Data excerpts –
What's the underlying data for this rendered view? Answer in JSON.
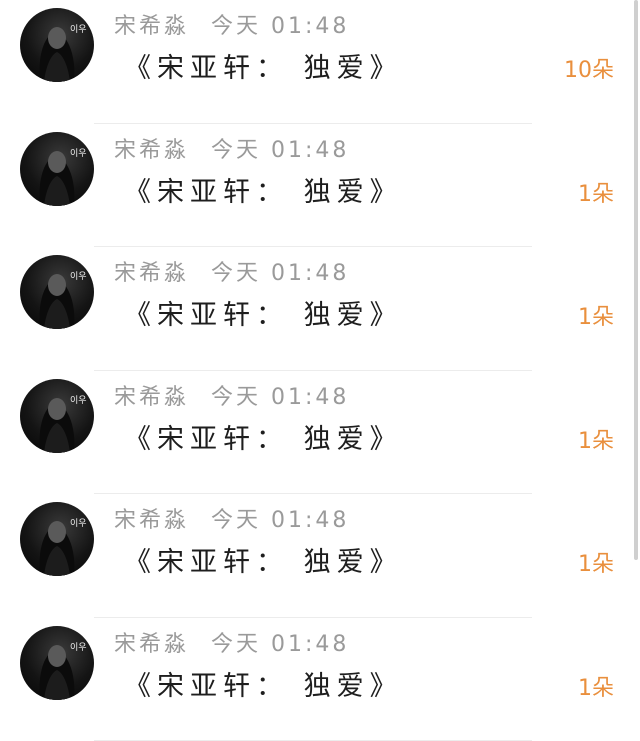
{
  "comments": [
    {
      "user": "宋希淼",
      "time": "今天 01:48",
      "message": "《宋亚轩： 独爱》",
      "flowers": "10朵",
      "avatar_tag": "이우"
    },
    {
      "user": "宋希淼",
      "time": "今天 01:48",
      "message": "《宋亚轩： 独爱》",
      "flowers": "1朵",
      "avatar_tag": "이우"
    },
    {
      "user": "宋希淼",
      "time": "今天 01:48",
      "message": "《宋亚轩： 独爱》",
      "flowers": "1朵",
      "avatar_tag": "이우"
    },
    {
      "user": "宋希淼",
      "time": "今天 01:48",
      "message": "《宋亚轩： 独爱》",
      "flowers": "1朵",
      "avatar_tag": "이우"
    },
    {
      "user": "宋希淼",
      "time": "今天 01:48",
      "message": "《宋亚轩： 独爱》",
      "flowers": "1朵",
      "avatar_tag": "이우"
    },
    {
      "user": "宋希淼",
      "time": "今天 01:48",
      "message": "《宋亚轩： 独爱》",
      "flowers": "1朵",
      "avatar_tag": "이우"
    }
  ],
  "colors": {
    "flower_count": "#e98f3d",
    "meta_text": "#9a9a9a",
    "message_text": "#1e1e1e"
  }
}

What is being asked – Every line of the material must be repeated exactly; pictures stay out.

Task response –
What's the underlying data for this rendered view? Answer in JSON.
{
  "comments": [
    {
      "user": "宋希淼",
      "time": "今天 01:48",
      "message": "《宋亚轩： 独爱》",
      "flowers": "10朵",
      "avatar_tag": "이우"
    },
    {
      "user": "宋希淼",
      "time": "今天 01:48",
      "message": "《宋亚轩： 独爱》",
      "flowers": "1朵",
      "avatar_tag": "이우"
    },
    {
      "user": "宋希淼",
      "time": "今天 01:48",
      "message": "《宋亚轩： 独爱》",
      "flowers": "1朵",
      "avatar_tag": "이우"
    },
    {
      "user": "宋希淼",
      "time": "今天 01:48",
      "message": "《宋亚轩： 独爱》",
      "flowers": "1朵",
      "avatar_tag": "이우"
    },
    {
      "user": "宋希淼",
      "time": "今天 01:48",
      "message": "《宋亚轩： 独爱》",
      "flowers": "1朵",
      "avatar_tag": "이우"
    },
    {
      "user": "宋希淼",
      "time": "今天 01:48",
      "message": "《宋亚轩： 独爱》",
      "flowers": "1朵",
      "avatar_tag": "이우"
    }
  ],
  "colors": {
    "flower_count": "#e98f3d",
    "meta_text": "#9a9a9a",
    "message_text": "#1e1e1e"
  }
}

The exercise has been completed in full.